Your proposal does nothing to solve this problem.

(3) The stairs are steep and make it difficult for the elderly or people with mobility problems to use it.

Your proposal was to include a series of ramps but without seeing this it is extremely difficult to give it very much credit as an idea. When wheelchair ramps are created to replace two or three steps, this is usually a major exercise requiring huge amounts of concrete and a lot of space. The space simply does not exist on the Argall Avenue side of the bridge.

Further even if you managed to solve the railway bridge problem there would still be the problem of the path between the bridge and the bridge over the Flood Relief Channel. This too is isolated, much graffiti spattered and the sort of place the elderly and those with mobility difficulties avoid. Simply ignoring these obvious access problems and driving a tarmac path through the marshes does nothing whatsoever to improve access.

Secondly your idea of improving the view of the Flood Relief Channel is ludicrous. Have you seen (or more to the point smelled) the Flood Relief Channel? There might be a case for screening it off with bushes but there is no case for improving the view of it or the factories behind it. Your secondary proposal to have a bridlepath alongside the Flood Relief Channel, however makes more sense to me. I can not see why the Flood Relief Channel is fenced off at all since, it is no more dangerous than the Lea Navigation. However, I can see that the Flood Relief Channel is considerably less accessed than the Navigation and consequently might pose higher risks for younger children. A bridle path solely for the use of the horse fraternity would not encounter that danger, for the most part anyway. Management could be such as to prevent young horse riders using it on their own.

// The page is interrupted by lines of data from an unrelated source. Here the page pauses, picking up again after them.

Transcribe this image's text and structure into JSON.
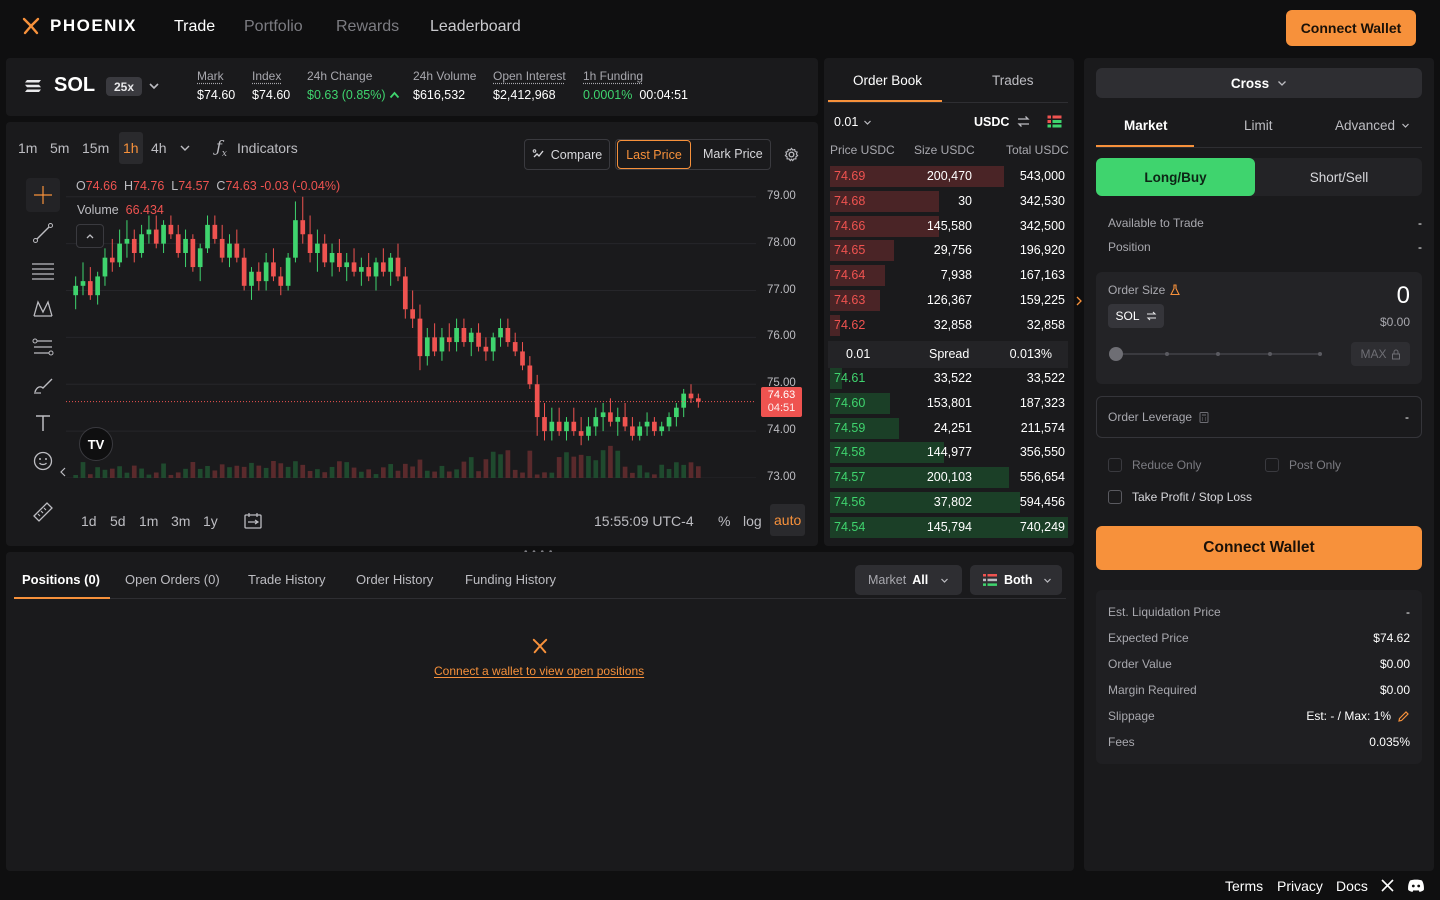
{
  "brand": {
    "name": "PHOENIX",
    "accent": "#f7913b",
    "green": "#3fd46e",
    "red": "#ef5350"
  },
  "nav": {
    "items": [
      "Trade",
      "Portfolio",
      "Rewards",
      "Leaderboard"
    ],
    "connect": "Connect Wallet"
  },
  "market": {
    "pair": "SOL",
    "leverage": "25x",
    "stats": [
      {
        "label": "Mark",
        "value": "$74.60"
      },
      {
        "label": "Index",
        "value": "$74.60"
      },
      {
        "label": "24h Change",
        "value": "$0.63 (0.85%)"
      },
      {
        "label": "24h Volume",
        "value": "$616,532"
      },
      {
        "label": "Open Interest",
        "value": "$2,412,968"
      },
      {
        "label": "1h Funding",
        "value": "0.0001%",
        "value2": "00:04:51"
      }
    ]
  },
  "chart": {
    "timeframes": [
      "1m",
      "5m",
      "15m",
      "1h",
      "4h"
    ],
    "active_tf": "1h",
    "indicators": "Indicators",
    "compare": "Compare",
    "last_price": "Last Price",
    "mark_price": "Mark Price",
    "ohlc": {
      "o_label": "O",
      "o": "74.66",
      "h_label": "H",
      "h": "74.76",
      "l_label": "L",
      "l": "74.57",
      "c_label": "C",
      "c": "74.63",
      "chg": "-0.03 (-0.04%)"
    },
    "volume_label": "Volume",
    "volume_value": "66.434",
    "price_axis": [
      "79.00",
      "78.00",
      "77.00",
      "76.00",
      "75.00",
      "74.00",
      "73.00"
    ],
    "last_price_tag": "74.63",
    "countdown_tag": "04:51",
    "ranges": [
      "1d",
      "5d",
      "1m",
      "3m",
      "1y"
    ],
    "time": "15:55:09 UTC-4",
    "pct": "%",
    "log": "log",
    "auto": "auto"
  },
  "chart_data": {
    "type": "candlestick",
    "ylim": [
      73.0,
      79.4
    ],
    "title": "",
    "series": [
      {
        "values": [
          [
            76.9,
            77.3,
            76.6,
            77.1
          ],
          [
            77.1,
            77.6,
            76.9,
            77.2
          ],
          [
            77.2,
            77.5,
            76.8,
            76.9
          ],
          [
            76.9,
            77.4,
            76.7,
            77.3
          ],
          [
            77.3,
            77.9,
            77.1,
            77.7
          ],
          [
            77.7,
            78.1,
            77.4,
            77.6
          ],
          [
            77.6,
            78.3,
            77.5,
            78.0
          ],
          [
            78.0,
            78.5,
            77.7,
            78.1
          ],
          [
            78.1,
            78.3,
            77.6,
            77.8
          ],
          [
            77.8,
            78.4,
            77.7,
            78.2
          ],
          [
            78.2,
            78.6,
            78.0,
            78.3
          ],
          [
            78.3,
            78.6,
            77.9,
            78.0
          ],
          [
            78.0,
            78.5,
            77.8,
            78.4
          ],
          [
            78.4,
            78.6,
            78.1,
            78.2
          ],
          [
            78.2,
            78.4,
            77.7,
            77.8
          ],
          [
            77.8,
            78.3,
            77.5,
            78.1
          ],
          [
            78.1,
            78.2,
            77.4,
            77.5
          ],
          [
            77.5,
            78.0,
            77.2,
            77.9
          ],
          [
            77.9,
            78.6,
            77.8,
            78.4
          ],
          [
            78.4,
            78.6,
            78.0,
            78.1
          ],
          [
            78.1,
            78.4,
            77.6,
            77.7
          ],
          [
            77.7,
            78.2,
            77.5,
            78.0
          ],
          [
            78.0,
            78.3,
            77.6,
            77.7
          ],
          [
            77.7,
            77.9,
            77.0,
            77.1
          ],
          [
            77.1,
            77.5,
            76.8,
            77.4
          ],
          [
            77.4,
            77.6,
            77.0,
            77.2
          ],
          [
            77.2,
            77.8,
            77.0,
            77.6
          ],
          [
            77.6,
            77.9,
            77.2,
            77.3
          ],
          [
            77.3,
            77.5,
            76.9,
            77.1
          ],
          [
            77.1,
            77.8,
            77.0,
            77.7
          ],
          [
            77.7,
            78.9,
            77.6,
            78.5
          ],
          [
            78.5,
            79.0,
            78.0,
            78.2
          ],
          [
            78.2,
            78.6,
            77.6,
            77.8
          ],
          [
            77.8,
            78.3,
            77.4,
            78.0
          ],
          [
            78.0,
            78.2,
            77.5,
            77.6
          ],
          [
            77.6,
            78.0,
            77.3,
            77.8
          ],
          [
            77.8,
            78.1,
            77.4,
            77.5
          ],
          [
            77.5,
            77.8,
            77.2,
            77.6
          ],
          [
            77.6,
            77.9,
            77.3,
            77.4
          ],
          [
            77.4,
            77.7,
            77.1,
            77.5
          ],
          [
            77.5,
            77.8,
            77.2,
            77.3
          ],
          [
            77.3,
            77.7,
            77.0,
            77.6
          ],
          [
            77.6,
            77.9,
            77.3,
            77.4
          ],
          [
            77.4,
            77.8,
            77.1,
            77.7
          ],
          [
            77.7,
            78.0,
            77.2,
            77.3
          ],
          [
            77.3,
            77.5,
            76.4,
            76.6
          ],
          [
            76.6,
            77.0,
            76.2,
            76.4
          ],
          [
            76.4,
            76.7,
            75.3,
            75.6
          ],
          [
            75.6,
            76.2,
            75.4,
            76.0
          ],
          [
            76.0,
            76.3,
            75.6,
            75.7
          ],
          [
            75.7,
            76.2,
            75.5,
            76.0
          ],
          [
            76.0,
            76.3,
            75.7,
            75.9
          ],
          [
            75.9,
            76.4,
            75.7,
            76.2
          ],
          [
            76.2,
            76.4,
            75.8,
            75.9
          ],
          [
            75.9,
            76.2,
            75.6,
            76.1
          ],
          [
            76.1,
            76.3,
            75.7,
            75.8
          ],
          [
            75.8,
            76.0,
            75.5,
            75.7
          ],
          [
            75.7,
            76.1,
            75.5,
            76.0
          ],
          [
            76.0,
            76.4,
            75.8,
            76.2
          ],
          [
            76.2,
            76.4,
            75.8,
            75.9
          ],
          [
            75.9,
            76.1,
            75.6,
            75.7
          ],
          [
            75.7,
            75.9,
            75.3,
            75.4
          ],
          [
            75.4,
            75.6,
            74.9,
            75.0
          ],
          [
            75.0,
            75.2,
            73.9,
            74.3
          ],
          [
            74.3,
            74.6,
            73.8,
            74.0
          ],
          [
            74.0,
            74.5,
            73.8,
            74.2
          ],
          [
            74.2,
            74.5,
            73.9,
            74.0
          ],
          [
            74.0,
            74.3,
            73.8,
            74.2
          ],
          [
            74.2,
            74.5,
            73.9,
            74.0
          ],
          [
            74.0,
            74.3,
            73.7,
            73.9
          ],
          [
            73.9,
            74.3,
            73.8,
            74.1
          ],
          [
            74.1,
            74.5,
            73.9,
            74.3
          ],
          [
            74.3,
            74.6,
            74.0,
            74.4
          ],
          [
            74.4,
            74.7,
            74.1,
            74.2
          ],
          [
            74.2,
            74.5,
            73.9,
            74.3
          ],
          [
            74.3,
            74.6,
            74.0,
            74.1
          ],
          [
            74.1,
            74.3,
            73.8,
            73.9
          ],
          [
            73.9,
            74.2,
            73.8,
            74.1
          ],
          [
            74.1,
            74.4,
            73.9,
            74.2
          ],
          [
            74.2,
            74.3,
            73.9,
            74.0
          ],
          [
            74.0,
            74.2,
            73.9,
            74.1
          ],
          [
            74.1,
            74.4,
            74.0,
            74.3
          ],
          [
            74.3,
            74.6,
            74.1,
            74.5
          ],
          [
            74.5,
            74.9,
            74.3,
            74.8
          ],
          [
            74.8,
            75.0,
            74.6,
            74.7
          ],
          [
            74.7,
            74.8,
            74.5,
            74.63
          ]
        ]
      }
    ]
  },
  "orderbook": {
    "tabs": [
      "Order Book",
      "Trades"
    ],
    "tick": "0.01",
    "currency": "USDC",
    "headers": [
      "Price USDC",
      "Size USDC",
      "Total USDC"
    ],
    "asks": [
      {
        "price": "74.69",
        "size": "200,470",
        "total": "543,000",
        "depth": 0.73
      },
      {
        "price": "74.68",
        "size": "30",
        "total": "342,530",
        "depth": 0.46
      },
      {
        "price": "74.66",
        "size": "145,580",
        "total": "342,500",
        "depth": 0.46
      },
      {
        "price": "74.65",
        "size": "29,756",
        "total": "196,920",
        "depth": 0.27
      },
      {
        "price": "74.64",
        "size": "7,938",
        "total": "167,163",
        "depth": 0.23
      },
      {
        "price": "74.63",
        "size": "126,367",
        "total": "159,225",
        "depth": 0.21
      },
      {
        "price": "74.62",
        "size": "32,858",
        "total": "32,858",
        "depth": 0.04
      }
    ],
    "spread": {
      "tick": "0.01",
      "label": "Spread",
      "value": "0.013%"
    },
    "bids": [
      {
        "price": "74.61",
        "size": "33,522",
        "total": "33,522",
        "depth": 0.05
      },
      {
        "price": "74.60",
        "size": "153,801",
        "total": "187,323",
        "depth": 0.25
      },
      {
        "price": "74.59",
        "size": "24,251",
        "total": "211,574",
        "depth": 0.29
      },
      {
        "price": "74.58",
        "size": "144,977",
        "total": "356,550",
        "depth": 0.48
      },
      {
        "price": "74.57",
        "size": "200,103",
        "total": "556,654",
        "depth": 0.75
      },
      {
        "price": "74.56",
        "size": "37,802",
        "total": "594,456",
        "depth": 0.8
      },
      {
        "price": "74.54",
        "size": "145,794",
        "total": "740,249",
        "depth": 1.0
      }
    ]
  },
  "positions": {
    "tabs": [
      "Positions (0)",
      "Open Orders (0)",
      "Trade History",
      "Order History",
      "Funding History"
    ],
    "filter_market_label": "Market",
    "filter_market_value": "All",
    "filter_side": "Both",
    "empty": "Connect a wallet to view open positions"
  },
  "trade": {
    "margin_mode": "Cross",
    "order_types": [
      "Market",
      "Limit",
      "Advanced"
    ],
    "sides": [
      "Long/Buy",
      "Short/Sell"
    ],
    "available_label": "Available to Trade",
    "available_value": "-",
    "position_label": "Position",
    "position_value": "-",
    "order_size_label": "Order Size",
    "order_size_value": "0",
    "order_size_usd": "$0.00",
    "size_unit": "SOL",
    "max_label": "MAX",
    "leverage_label": "Order Leverage",
    "leverage_value": "-",
    "reduce_only": "Reduce Only",
    "post_only": "Post Only",
    "tpsl": "Take Profit / Stop Loss",
    "connect": "Connect Wallet",
    "summary": [
      {
        "label": "Est. Liquidation Price",
        "value": "-"
      },
      {
        "label": "Expected Price",
        "value": "$74.62"
      },
      {
        "label": "Order Value",
        "value": "$0.00"
      },
      {
        "label": "Margin Required",
        "value": "$0.00"
      },
      {
        "label": "Slippage",
        "value": "Est: - / Max: 1%"
      },
      {
        "label": "Fees",
        "value": "0.035%"
      }
    ]
  },
  "footer": {
    "links": [
      "Terms",
      "Privacy",
      "Docs"
    ]
  }
}
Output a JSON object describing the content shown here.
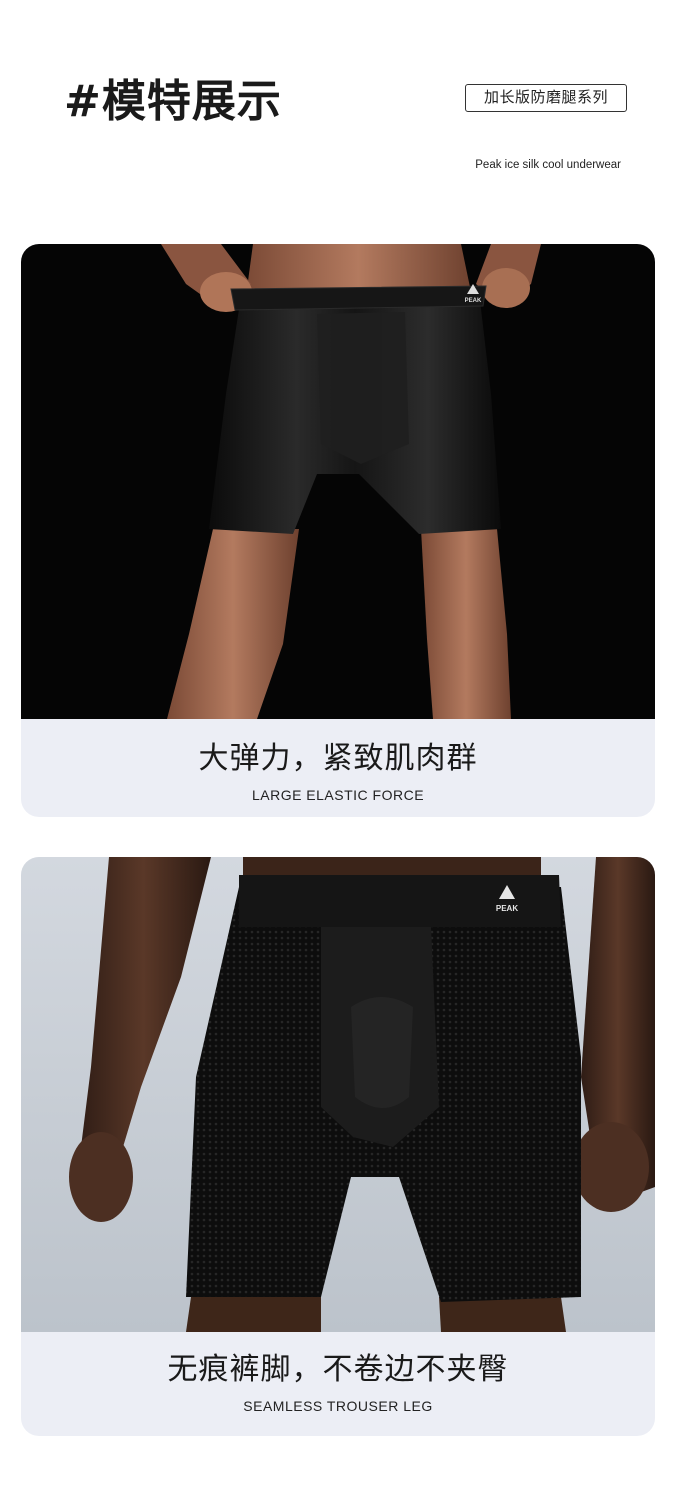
{
  "header": {
    "title": "#模特展示",
    "series_tag": "加长版防磨腿系列",
    "subtitle": "Peak ice silk cool underwear"
  },
  "cards": [
    {
      "caption_cn": "大弹力，紧致肌肉群",
      "caption_en": "LARGE ELASTIC FORCE",
      "logo": "PEAK"
    },
    {
      "caption_cn": "无痕裤脚，不卷边不夹臀",
      "caption_en": "SEAMLESS TROUSER LEG",
      "logo": "PEAK"
    }
  ],
  "colors": {
    "caption_panel": "#eceef5",
    "photo1_background": "#050505",
    "photo2_background": "#c9cfd6",
    "garment": "#111111",
    "skin_light": "#a8705a",
    "skin_dark": "#4a2e22"
  }
}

Your idea of having a tree lined avenue running alongside the ice rink and leading to the marsh, would also be risible were it not for your hint that additional space will be taken for car parking. The main problem with the ice rink path is not the gates or the fence but the ice rink itself. This is noisy and smelly. Putting a tree lined avenue here will do nothing to make it a more acceptable space. Also if there are ways to manage the traffic (prevent unwelcome motorised users getting onto the marsh) why can't you just do that instead of spending a lot of money on something which will have no positive impact.

If you really want to improve access why not consider putting a sleeve round the road where the cattle creep is similar to the sleeve around the sustrans when it goes under the railway? When I raised this at the meeting you said the argument was that there would be a need for a power supply to run the pumps. I might point out that there is already a power supply (presumably) for the adjacent street lights and the lights in the cattle creep. Dave Miller tells me that the sustrans underpass has a pump and that the electricity is provided from the railway line. Since the cattle creep passes under a railway line it is difficult to see why a similar arrangement could not be made here.

Finally it is interesting to see an architect without a bow tie, but slightly disturbing to see one without a Powerpoint display. Given the complexity of your proposals, I know the marsh well and even I couldn't understand them, it would have been nice to have had the benefits of current technology.

Yours faithfully,
Jonathan Brind